What happens to my practice after my death?

How easy would it be for your practice to be sold if you were to die suddenly?

Nicola Draper of Draper Hinks explains the importance of forward planning for accountancy practitioners.

It has surprised us that in the past few weeks we have been approached by a number of sole practitioners who have been worried about what would happen to their practice should they suddenly die.

As a going concern, you have a tangible asset and it is a sellers market (i.e. there are more buyers than sellers). Unlike the law of elasticity of demand, this does equate to more buyers and higher prices paid. Accountants are conservative and will only offer what they feel a business is worth.

Now imagine you are a sole practitioner and consider what would happen if you suddenly die. Who will look after your practice? It is inevitable that your client base will find out about it sooner or later.

Unless you have a plan in place to deal with this eventuality, your clients will leave the practice and look for someone able to help them. It does not matter how long they have been with you, it does not matter that you gave them a really good service and were there for them when they needed you. Clients want to be looked after and they need to have an adviser available to help them.
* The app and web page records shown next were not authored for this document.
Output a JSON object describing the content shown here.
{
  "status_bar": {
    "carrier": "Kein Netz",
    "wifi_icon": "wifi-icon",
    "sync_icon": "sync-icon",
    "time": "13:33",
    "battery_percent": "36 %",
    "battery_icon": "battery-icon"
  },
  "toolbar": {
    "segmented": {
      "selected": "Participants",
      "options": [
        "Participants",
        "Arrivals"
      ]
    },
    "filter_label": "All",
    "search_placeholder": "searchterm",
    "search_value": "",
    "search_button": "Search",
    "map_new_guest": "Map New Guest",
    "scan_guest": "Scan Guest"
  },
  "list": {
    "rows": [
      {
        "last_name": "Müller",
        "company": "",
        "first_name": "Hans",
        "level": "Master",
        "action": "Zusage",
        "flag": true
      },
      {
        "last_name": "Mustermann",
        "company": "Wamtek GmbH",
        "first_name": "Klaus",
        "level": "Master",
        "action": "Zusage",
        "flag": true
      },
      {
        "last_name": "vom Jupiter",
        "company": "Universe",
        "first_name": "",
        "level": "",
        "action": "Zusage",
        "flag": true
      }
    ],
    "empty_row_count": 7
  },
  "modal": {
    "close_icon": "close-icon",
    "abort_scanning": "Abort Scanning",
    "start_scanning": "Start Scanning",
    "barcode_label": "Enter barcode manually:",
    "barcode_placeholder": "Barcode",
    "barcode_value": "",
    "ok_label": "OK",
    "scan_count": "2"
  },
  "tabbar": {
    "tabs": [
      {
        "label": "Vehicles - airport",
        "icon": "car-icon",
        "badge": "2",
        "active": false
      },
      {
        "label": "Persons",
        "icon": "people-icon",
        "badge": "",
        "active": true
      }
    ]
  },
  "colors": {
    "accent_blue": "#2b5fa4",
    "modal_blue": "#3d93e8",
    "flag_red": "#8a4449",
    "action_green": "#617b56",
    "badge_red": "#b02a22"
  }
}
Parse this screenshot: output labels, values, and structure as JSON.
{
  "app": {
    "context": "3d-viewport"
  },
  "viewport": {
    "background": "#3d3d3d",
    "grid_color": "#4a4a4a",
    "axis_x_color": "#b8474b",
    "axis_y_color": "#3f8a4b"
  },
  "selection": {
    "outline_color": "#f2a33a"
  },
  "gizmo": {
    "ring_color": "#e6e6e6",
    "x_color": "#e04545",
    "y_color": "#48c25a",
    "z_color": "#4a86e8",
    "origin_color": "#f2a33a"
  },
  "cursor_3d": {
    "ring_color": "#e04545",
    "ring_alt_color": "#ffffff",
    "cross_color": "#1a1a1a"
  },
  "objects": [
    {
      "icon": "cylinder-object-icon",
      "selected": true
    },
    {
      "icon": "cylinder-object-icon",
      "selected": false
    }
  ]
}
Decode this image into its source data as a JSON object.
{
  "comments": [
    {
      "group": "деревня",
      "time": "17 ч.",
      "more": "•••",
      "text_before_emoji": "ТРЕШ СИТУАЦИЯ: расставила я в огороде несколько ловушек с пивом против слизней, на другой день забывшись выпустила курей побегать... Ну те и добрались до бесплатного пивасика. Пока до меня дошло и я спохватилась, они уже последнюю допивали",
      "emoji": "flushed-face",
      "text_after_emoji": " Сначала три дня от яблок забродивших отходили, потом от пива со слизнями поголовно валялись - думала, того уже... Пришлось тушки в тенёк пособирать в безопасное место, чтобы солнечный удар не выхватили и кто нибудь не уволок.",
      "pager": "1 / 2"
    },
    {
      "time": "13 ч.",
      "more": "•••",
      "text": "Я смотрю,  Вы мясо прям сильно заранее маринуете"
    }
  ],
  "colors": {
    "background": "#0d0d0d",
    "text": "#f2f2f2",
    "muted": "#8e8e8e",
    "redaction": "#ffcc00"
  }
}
For example, imagine you are selling your practice today. The industry average at the moment is an income multiple of 1 x fees, paid in three tranches of one third on completion of the deal, one third at the end of 12 months and the final third at the end of 24 months.

Once the practitioner has died the income multiple will be reduced to somewhere in the region of 0.7 x fees and the first tranche on completion of the sale will be closer to 20% rather than one third. The second tranche at the end of 12 months will typically be 40% and the third tranche will be 40%.

The income multiple reduces for several reasons; firstly because most sole practitioners hold a lot of client information in their heads and not on the file, so the potential purchaser will be left without significant amounts of information. With no staff to fill in the blanks, this increases the risk of a client not being dealt with properly and leaving the practice.

Secondly, you are not there for a hand over so there is greater risk to the purchaser that the client will not stay. Most sales involve a hand over period where the vendor is available to smooth the transition from one owner to another. This is not available in the event of your death.

Thirdly, if there are any staff in the practice they may take this as an opportunity to take some of the clients and set up on their own in direct competition.

The first tranche of fees is often reduced to 20% to reflect the increase in risk on the part of the purchaser. There will be a clawback provision in the contract taking into account any clients that leave.

The time of year can also make a difference to the price being paid. If you are a sole practitioner and you were to die in January, who would do your clients’ tax returns? You may have an alternate that you have nominated, but your alternate will be busy. Therefore, there is an argument here for a sole practitioner to have an alternate in a much bigger firm. Whatever size your fees are, if your alternate is at full capacity with a similar size turnover, how long would your alternate be able to cope running both businesses, especially if there is any significant geographic distance between the two practices?

Don’t forget, you still have an asset that you can sell but you have to move fast. We are not talking months here; we are looking at a deal being done within a couple weeks. Your alternate may be on holiday for a fortnight or may be too busy to move that fast. If you don’t have an alternate willing to purchase your fees, then you need to find a buyer very quickly. If you want to realise the worth of your practice for any dependents you can’t hang around. Any practice can continue reasonably for two weeks – it’s no different from the owner going on holiday for a fortnight. Remember that if other accountants find out you have died then they will pilfer your client base.

Currently the market place is buoyant and there are buyers out there. The buying and selling of accountancy practices seems to be recession proof. There will always be a purchaser willing to buy fees from a well run practice, but the difficulty is finding the buyer with the ability, willingness and experience to be able to move quickly. By making provision for your practice to be sold as a matter of urgency, your dependants will be taken care of, as will your staff and your clients. It just takes a little bit of forward thinking.

Article written by Nicola Draper from Draper Hinks.

To contact Nicola Draper please email her on n.draper@draperhinks.co.uk click here to view all articles…